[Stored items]
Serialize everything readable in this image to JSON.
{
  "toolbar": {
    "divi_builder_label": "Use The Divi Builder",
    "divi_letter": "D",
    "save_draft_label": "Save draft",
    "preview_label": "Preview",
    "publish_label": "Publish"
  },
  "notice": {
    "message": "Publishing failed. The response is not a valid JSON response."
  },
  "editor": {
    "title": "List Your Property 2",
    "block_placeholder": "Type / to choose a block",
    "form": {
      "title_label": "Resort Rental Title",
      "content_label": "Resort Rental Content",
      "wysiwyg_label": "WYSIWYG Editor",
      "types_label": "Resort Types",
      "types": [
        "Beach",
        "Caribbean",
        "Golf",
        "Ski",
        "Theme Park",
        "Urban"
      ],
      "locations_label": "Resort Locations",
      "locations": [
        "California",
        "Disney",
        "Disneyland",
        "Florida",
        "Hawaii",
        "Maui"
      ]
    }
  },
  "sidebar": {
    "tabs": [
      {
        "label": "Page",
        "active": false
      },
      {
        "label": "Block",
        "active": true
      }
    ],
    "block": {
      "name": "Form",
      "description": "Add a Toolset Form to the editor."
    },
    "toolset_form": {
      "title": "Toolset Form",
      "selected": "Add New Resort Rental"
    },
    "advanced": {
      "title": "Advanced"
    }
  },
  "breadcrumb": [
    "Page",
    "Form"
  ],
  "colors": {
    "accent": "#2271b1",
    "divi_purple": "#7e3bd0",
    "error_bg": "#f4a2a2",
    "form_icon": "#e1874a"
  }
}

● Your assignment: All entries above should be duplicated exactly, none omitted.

● Result of this exercise:
Serialize everything readable in this image to JSON.
{
  "toolbar": {
    "divi_builder_label": "Use The Divi Builder",
    "divi_letter": "D",
    "save_draft_label": "Save draft",
    "preview_label": "Preview",
    "publish_label": "Publish"
  },
  "notice": {
    "message": "Publishing failed. The response is not a valid JSON response."
  },
  "editor": {
    "title": "List Your Property 2",
    "block_placeholder": "Type / to choose a block",
    "form": {
      "title_label": "Resort Rental Title",
      "content_label": "Resort Rental Content",
      "wysiwyg_label": "WYSIWYG Editor",
      "types_label": "Resort Types",
      "types": [
        "Beach",
        "Caribbean",
        "Golf",
        "Ski",
        "Theme Park",
        "Urban"
      ],
      "locations_label": "Resort Locations",
      "locations": [
        "California",
        "Disney",
        "Disneyland",
        "Florida",
        "Hawaii",
        "Maui"
      ]
    }
  },
  "sidebar": {
    "tabs": [
      {
        "label": "Page",
        "active": false
      },
      {
        "label": "Block",
        "active": true
      }
    ],
    "block": {
      "name": "Form",
      "description": "Add a Toolset Form to the editor."
    },
    "toolset_form": {
      "title": "Toolset Form",
      "selected": "Add New Resort Rental"
    },
    "advanced": {
      "title": "Advanced"
    }
  },
  "breadcrumb": [
    "Page",
    "Form"
  ],
  "colors": {
    "accent": "#2271b1",
    "divi_purple": "#7e3bd0",
    "error_bg": "#f4a2a2",
    "form_icon": "#e1874a"
  }
}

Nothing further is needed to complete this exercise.